Dark Companions, By Ramsey Campbell is a collection of 21 short stories which span the earlier years of this British author's writing career. Since Campbell is such a well known horror author now, it was interesting to see the origins of some of his concepts and the early evolution of his work. Many horror authors that are just beginning their craft might find benefit from this aspect of the anthology. How did a famous author begin his struggle to put the creatures lurking in his mind onto the page?
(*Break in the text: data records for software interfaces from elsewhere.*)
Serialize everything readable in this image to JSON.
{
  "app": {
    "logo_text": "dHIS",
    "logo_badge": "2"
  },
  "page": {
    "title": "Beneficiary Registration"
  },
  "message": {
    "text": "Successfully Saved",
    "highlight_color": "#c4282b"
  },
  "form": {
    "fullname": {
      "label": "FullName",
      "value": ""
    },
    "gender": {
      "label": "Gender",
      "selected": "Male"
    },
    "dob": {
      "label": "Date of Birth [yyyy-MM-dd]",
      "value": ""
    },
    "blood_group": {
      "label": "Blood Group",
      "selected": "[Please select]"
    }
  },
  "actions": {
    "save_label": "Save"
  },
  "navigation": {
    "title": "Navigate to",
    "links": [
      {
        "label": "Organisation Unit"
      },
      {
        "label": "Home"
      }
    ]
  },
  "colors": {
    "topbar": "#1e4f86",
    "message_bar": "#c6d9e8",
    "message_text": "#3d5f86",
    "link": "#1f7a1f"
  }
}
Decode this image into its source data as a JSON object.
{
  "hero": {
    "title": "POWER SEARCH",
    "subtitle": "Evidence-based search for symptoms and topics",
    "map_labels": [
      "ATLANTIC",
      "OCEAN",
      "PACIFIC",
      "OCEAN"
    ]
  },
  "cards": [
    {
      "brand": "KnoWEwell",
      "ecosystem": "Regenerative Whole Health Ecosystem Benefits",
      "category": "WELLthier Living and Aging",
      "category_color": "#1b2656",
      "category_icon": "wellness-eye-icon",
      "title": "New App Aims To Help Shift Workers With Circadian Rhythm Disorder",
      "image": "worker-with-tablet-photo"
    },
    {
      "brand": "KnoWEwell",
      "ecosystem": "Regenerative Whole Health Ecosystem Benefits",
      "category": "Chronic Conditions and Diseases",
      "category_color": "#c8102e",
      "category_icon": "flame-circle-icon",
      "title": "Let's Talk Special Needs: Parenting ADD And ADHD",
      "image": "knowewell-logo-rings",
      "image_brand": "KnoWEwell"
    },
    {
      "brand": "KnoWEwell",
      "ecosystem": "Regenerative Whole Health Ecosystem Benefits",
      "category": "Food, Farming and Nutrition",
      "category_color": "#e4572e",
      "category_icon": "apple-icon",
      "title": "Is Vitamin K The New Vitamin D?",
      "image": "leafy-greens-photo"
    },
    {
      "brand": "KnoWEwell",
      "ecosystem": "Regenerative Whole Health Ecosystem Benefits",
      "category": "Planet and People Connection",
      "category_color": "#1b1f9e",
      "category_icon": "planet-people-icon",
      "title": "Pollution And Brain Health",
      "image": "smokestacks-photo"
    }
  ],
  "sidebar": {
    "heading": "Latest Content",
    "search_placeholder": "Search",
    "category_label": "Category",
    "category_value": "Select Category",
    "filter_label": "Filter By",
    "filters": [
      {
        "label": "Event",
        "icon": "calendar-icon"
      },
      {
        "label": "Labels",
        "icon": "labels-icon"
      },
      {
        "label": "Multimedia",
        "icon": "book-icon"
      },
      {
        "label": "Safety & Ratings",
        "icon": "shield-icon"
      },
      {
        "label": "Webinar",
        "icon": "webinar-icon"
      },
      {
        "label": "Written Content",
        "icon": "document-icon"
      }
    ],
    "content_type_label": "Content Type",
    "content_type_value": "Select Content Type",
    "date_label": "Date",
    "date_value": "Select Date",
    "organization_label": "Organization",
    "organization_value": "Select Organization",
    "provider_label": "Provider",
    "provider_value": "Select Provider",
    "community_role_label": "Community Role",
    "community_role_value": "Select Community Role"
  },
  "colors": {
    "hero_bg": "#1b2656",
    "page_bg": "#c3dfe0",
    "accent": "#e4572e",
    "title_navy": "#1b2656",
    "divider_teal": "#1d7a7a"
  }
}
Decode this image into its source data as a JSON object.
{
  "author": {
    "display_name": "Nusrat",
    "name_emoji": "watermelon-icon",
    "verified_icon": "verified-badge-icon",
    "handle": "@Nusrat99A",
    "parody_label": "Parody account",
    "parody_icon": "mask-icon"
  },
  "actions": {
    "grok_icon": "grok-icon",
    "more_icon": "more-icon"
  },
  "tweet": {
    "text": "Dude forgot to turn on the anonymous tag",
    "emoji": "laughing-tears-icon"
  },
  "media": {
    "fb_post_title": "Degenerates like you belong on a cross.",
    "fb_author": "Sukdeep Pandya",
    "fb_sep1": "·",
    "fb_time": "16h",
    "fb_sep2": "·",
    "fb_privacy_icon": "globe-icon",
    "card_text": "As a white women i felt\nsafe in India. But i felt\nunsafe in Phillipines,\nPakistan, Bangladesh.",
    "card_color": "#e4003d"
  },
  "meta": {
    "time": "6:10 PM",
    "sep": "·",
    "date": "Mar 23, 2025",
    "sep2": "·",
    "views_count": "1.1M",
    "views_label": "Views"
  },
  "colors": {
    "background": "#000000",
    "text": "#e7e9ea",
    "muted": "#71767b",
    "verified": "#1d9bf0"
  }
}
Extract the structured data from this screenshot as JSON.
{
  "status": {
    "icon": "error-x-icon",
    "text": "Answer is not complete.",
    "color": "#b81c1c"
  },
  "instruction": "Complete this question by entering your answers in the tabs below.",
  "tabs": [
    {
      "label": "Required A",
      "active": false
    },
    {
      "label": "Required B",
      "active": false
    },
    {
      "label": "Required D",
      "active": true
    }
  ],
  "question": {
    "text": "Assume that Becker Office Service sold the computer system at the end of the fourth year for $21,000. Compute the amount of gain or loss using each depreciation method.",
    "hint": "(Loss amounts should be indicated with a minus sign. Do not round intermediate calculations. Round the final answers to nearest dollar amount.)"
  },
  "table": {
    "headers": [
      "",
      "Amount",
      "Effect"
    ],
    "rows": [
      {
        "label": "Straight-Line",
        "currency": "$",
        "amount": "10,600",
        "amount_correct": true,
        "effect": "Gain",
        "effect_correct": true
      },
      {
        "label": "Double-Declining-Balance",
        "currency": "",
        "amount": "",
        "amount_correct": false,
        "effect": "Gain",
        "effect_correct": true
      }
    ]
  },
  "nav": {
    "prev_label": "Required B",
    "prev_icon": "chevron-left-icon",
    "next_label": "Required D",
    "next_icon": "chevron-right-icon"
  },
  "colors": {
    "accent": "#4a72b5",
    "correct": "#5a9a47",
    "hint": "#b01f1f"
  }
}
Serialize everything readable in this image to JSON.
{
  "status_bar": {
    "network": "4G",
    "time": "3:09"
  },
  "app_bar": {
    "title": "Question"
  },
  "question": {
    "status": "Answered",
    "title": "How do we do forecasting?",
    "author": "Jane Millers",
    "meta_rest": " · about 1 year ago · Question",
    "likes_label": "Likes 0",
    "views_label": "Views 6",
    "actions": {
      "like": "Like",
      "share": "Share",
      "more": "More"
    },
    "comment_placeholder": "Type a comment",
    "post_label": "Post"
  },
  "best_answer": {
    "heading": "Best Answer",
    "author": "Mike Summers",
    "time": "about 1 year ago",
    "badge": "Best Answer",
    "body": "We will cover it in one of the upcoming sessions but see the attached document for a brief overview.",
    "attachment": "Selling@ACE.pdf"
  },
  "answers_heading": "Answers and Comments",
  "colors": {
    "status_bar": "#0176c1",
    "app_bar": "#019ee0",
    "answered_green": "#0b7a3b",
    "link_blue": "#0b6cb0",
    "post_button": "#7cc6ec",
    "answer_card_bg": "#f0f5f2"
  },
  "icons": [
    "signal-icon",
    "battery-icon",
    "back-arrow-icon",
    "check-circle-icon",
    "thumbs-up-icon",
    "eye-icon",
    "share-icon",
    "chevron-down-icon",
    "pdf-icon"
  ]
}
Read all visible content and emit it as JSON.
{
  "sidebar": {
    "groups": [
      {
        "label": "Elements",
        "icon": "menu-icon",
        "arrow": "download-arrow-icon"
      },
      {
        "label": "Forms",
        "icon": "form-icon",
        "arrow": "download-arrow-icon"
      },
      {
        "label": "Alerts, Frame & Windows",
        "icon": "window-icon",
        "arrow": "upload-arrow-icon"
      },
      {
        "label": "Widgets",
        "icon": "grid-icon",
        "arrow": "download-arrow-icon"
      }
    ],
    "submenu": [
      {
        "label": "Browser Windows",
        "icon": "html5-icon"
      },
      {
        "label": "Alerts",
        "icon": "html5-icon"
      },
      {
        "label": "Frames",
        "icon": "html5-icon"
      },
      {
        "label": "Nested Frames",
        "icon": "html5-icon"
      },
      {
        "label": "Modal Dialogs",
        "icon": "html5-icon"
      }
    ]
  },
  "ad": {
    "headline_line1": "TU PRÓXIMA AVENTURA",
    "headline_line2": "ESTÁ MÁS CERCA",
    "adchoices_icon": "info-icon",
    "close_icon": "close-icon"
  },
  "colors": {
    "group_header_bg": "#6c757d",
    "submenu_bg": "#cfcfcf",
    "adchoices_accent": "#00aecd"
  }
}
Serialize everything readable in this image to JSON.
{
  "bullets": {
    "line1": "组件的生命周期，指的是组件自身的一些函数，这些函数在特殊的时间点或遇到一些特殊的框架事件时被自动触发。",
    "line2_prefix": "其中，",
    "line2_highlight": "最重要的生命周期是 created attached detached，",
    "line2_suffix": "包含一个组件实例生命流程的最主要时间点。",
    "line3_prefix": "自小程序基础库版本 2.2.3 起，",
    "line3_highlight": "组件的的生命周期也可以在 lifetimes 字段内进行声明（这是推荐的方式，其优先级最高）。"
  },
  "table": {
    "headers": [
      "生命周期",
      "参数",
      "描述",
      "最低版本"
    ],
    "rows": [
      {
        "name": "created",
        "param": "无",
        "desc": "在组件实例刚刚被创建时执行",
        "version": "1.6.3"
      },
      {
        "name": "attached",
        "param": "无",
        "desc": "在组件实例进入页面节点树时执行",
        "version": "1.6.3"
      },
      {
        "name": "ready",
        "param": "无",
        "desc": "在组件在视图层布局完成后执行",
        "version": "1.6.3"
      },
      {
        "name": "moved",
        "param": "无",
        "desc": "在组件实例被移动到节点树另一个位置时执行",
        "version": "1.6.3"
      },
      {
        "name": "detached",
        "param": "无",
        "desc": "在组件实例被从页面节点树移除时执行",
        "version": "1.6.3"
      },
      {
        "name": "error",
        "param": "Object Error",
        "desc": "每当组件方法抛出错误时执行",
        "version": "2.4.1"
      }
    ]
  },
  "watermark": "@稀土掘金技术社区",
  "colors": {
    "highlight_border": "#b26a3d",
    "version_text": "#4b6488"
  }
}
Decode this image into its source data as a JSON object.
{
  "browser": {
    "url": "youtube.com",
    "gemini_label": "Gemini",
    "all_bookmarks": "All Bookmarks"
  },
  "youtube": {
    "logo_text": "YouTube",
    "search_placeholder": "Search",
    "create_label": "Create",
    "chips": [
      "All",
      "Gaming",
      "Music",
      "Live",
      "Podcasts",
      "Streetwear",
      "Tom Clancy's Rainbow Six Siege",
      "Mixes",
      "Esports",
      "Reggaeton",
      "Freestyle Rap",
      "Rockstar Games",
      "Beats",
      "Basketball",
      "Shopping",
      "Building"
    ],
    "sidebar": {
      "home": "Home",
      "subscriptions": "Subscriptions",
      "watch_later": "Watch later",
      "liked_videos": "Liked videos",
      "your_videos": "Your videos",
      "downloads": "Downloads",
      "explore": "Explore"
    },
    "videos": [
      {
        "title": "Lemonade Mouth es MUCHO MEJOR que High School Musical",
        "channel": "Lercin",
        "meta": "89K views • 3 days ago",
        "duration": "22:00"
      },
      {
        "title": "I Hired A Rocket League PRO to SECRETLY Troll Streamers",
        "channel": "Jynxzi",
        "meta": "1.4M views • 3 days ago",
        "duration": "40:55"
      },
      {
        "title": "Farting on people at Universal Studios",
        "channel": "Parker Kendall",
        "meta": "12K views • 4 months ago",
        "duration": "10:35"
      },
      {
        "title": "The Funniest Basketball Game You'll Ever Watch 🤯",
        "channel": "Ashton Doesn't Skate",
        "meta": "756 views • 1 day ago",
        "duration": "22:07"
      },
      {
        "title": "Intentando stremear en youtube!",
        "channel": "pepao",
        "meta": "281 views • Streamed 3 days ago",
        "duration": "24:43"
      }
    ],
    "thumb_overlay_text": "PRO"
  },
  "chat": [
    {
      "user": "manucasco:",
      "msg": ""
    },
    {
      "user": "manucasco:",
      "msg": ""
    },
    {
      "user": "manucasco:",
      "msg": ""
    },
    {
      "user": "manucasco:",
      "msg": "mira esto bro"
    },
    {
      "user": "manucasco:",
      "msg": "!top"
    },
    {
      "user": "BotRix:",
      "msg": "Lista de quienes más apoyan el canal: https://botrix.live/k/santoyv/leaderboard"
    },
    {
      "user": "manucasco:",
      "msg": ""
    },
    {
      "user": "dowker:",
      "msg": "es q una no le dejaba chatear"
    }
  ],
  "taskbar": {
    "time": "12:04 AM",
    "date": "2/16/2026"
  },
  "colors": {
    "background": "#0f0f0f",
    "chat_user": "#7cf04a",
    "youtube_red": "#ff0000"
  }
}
As for the anthology itself, Campbell has a strong sense of language and atmosphere. He takes the reader into places they would never volunteer to go in their real life. He also has a strong knack for making the mundane seem unnerving. One of his strengths is making a scene or situation menacing and scary without being forced to use a supernatural element. Sure, some of his stories do dip deeply into the impossible, but even with those he keep the reader wondering if it could just be a real occurrence that is making the character on edge.
Again, Campbell would be a good influence of any writer that seeks to keep his horror more grounded in reality and readers that like their horror that way too. I remember letting a nurse beta-read my first Jack Primus story. She loved the mood and the story until he fought a monster and then she lost interest. For her, only things that could really happen were scary. Campbell is one of the giants in that style.
Drawbacks could include that although the stories stands alone well and would have been enjoyed in any multi-author horror anthology, when read back to back some of the stories have similar feels and themes. Also for me, I tend to like a bit more terror in my tales and maybe some supernatural horrors, which again he doesn't bring to play as quickly as other authors.
This is a strong anthology that all Campbell fans will devour. Fans of more subtle horror will also find this to their liking.
Michael D. Griffiths